As a parent, I constantly wrestle with how to use my heart. When responding to my child, do I respond with a “firm heart” in order to get my message across, especially when it involves my child’s safety? Or do I respond with a “soft heart,” with total compassion and understanding? In moments of high tension and power struggles, how do I know when to call upon different parts of my heart?
I might glean some advice from this week’s Torah portion, Parashat Va’era, where the phrases “Pharaoh hardened his heart” and “I will harden Pharaoh’s heart” are repeated from last week’s portion and, in total, occur nineteen times. Nineteen! We know these phrases must be important, then.
The first phrase – “Pharaoh hardened his heart” makes sense to me. It conveys the idea that Pharaoh had the free will to decide whether to continue the brutal treatment of the Israelites in slavery — or not. By ignoring Moses’ plea to “let the people go,” Pharaoh’s heart was firm, stiff, and uncompassionate. And the Israelites suffered as a result.
It’s the second phrase — “I will harden Pharaoh’s heart” — that makes less sense to me. Of course, God is the speaker here. But doesn’t that pose a problem? Isn’t it a problem if God has a say in hardening Pharaoh’s heart? Does that mean that God was part of the ongoing slavery and acts of brutality that the Israelites experienced in Egypt? If so, what do we think of a God like this?
As a rabbi, I often wrestle with the theological challenge of balancing how God and humans are involved in acts of injustice and terror. Many people question “how could God let this happen?” while others attribute gun violence, terrorism, and other acts of hatred to human free will. I believe in a God that is just, so I, too, believe that in these cases, humans are at fault.

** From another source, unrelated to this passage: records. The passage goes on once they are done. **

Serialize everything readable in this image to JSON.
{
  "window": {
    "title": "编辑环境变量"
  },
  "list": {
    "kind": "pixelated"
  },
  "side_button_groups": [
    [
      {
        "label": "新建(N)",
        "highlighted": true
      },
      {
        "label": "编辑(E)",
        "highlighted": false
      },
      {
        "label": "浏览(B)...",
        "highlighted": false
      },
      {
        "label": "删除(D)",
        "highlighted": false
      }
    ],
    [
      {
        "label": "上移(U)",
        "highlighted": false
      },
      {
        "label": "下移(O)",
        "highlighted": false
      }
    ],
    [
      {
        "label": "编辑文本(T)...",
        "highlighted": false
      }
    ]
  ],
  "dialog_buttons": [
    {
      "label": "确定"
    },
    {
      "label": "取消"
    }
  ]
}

But then why would God say multiple times in the Torah, “I will harden Pharaoh’s heart”?
As it turns out, I am not alone with this tension. Many rabbinic commentators have wrestled with this very passage, too. Some try to explain that God was merely peripherally involved, in order to teach a lesson to the Israelites about God’s magnificent power. Other commentators saw the theological struggle of God hardening Pharaoh’s heart and tried to “correct” the words of the Torah – ignoring the fact that God said “I will harden Pharaoh’s heart” and instead commenting on the importance of Pharaoh’s free will, putting the blame on him. But the words of the Torah have been there for centuries, so, with all due respect, who am I to correct them?
According to late 19th and early 20th century commentator Rabbi Moshe David Cassuto, the reason why the Torah says “I will harden Pharaoh’s heart” is because “every happening has a number of causes, and these causes, in turn, have other causes, and so on ad infinitum… the cause of all causes was the will of God, the Creator of the Ruler of the world.” Samuel David Luzzato (the “Shadal”), a 19th century Italian poet, gives a similar explanation as to why the Torah says that God will harden Pharaoh’s heart. He says: “Know that all acts are ascribed to God, since God is their ultimate cause, some by absolute decree, and others through the operation of human choice granted by God.”
What I take away from these two explanations is the idea that all of our actions, in some way, are connected back to the Divine. We have the free will to make decisions on our own. At the same time, those decisions may be “influenced” in some way by our relationship with God. Will we ignore God’s holiness and respond only from a place of defensiveness or judgment? Or, will our decisions be guided by the holy, divine qualities of a loving God? To what degree will God be part of how we exercise our hearts?
I’ve realized as a parent that when I respond to my child, it’s not about whether my heart is “firm” or whether it’s “soft.” It’s whether my response, in either case, comes from a Godly place. It’s easy to invoke God’s holiness when I respond with a soft heart. In cases like this, I emulate God’s love as the ultimate Holy Parent. But it’s a little more difficult to call upon the best in myself in a moment of heightened stress or anxiety. Even when my heart is firm, like when I discipline my child, I must still do so as if it’s an act of divine love. Because ultimately…it is.
Let us use our free will, just as God intended. But when we do, let us also be certain to exercise the Godliness of our hearts.